Possible remedy: if the term breached is found to be under warranty then Melbourne symphony orchestra will be forced to pay Jason for the damages arising from the termination of the contract as they had wrongfully terminated it. If breach was found to be under contract, then Melbourne symphony orchestra was under its rights to terminate the contract. They may also claim damages arising from the contract as the plaintiff would be blamed for the initial breach.


The court will have the final verdict on this case as it will have to determine whether the plaintiff was in breach of the term contract and if this constituted a contract of condition or warranty using the essentiality test. If the plaintiff was in breach of the contract of condition then the Melbourne symphony orchestra was right to terminate his contract after he failed to honor the 10 scheduled rehearsals an opted to attend only 3. If it constituted a contract of warranty then Melbourne symphony orchestra was out of its powers to terminate the contract and they ought to pay Jason damages arising from the termination of the contract 7as he had cancelled other events to attend the concerts of Melbourne symphony orchestra. This ruling is based on the precedence set by Shepperd V. the council of the municipality of Ryde (1952) 85CLR 1.


The breach of contract of by Jason is likely to be classified under warranty and the plaintiff will be rewarded damages that arose from termination of the contract as well as being hired back to progress with the concerts of Melbourne symphony orchestra.

Cohen, N. 2005, Comparative remedies for breach of contract. Oxford: Hart.

Rehwoldt, S. 2005, Law. Detroit: Lucent Books.

Rowan, S. 2012, Remedies for breach of contract: a comparative analysis of the protection of performance. Oxford: Oxford University Press.

Burrows, A 2011. A Casebook on Contract. London: Hart.

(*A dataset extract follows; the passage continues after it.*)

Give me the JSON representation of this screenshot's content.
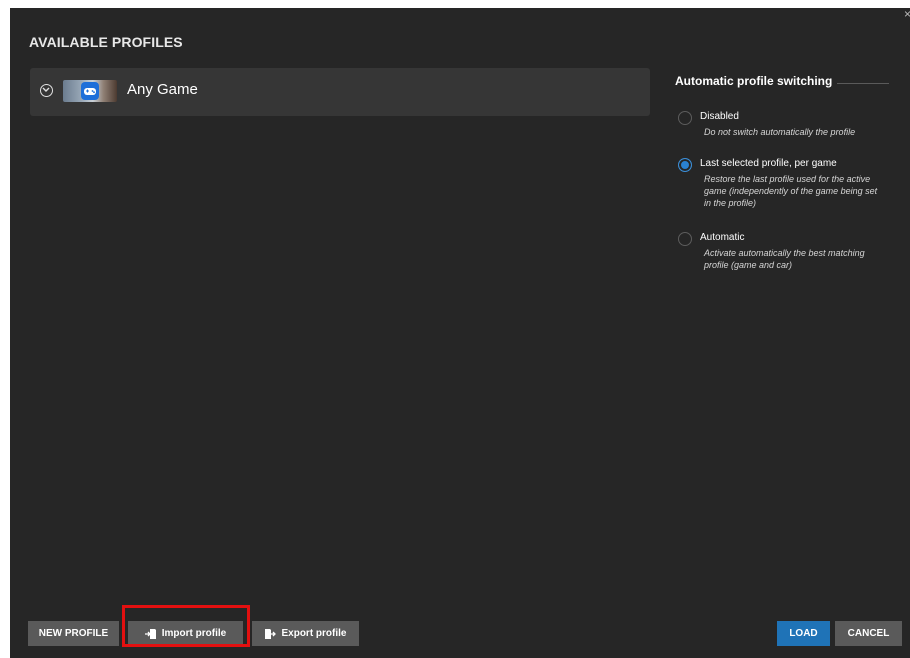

T Ciro, V Goldwasser, R Verma, Law and Business, Oxford University Press, Melbourne 2011, p. 120.

Goode, R., & McKendrick, E 2009. Commercial Law. London: Penguin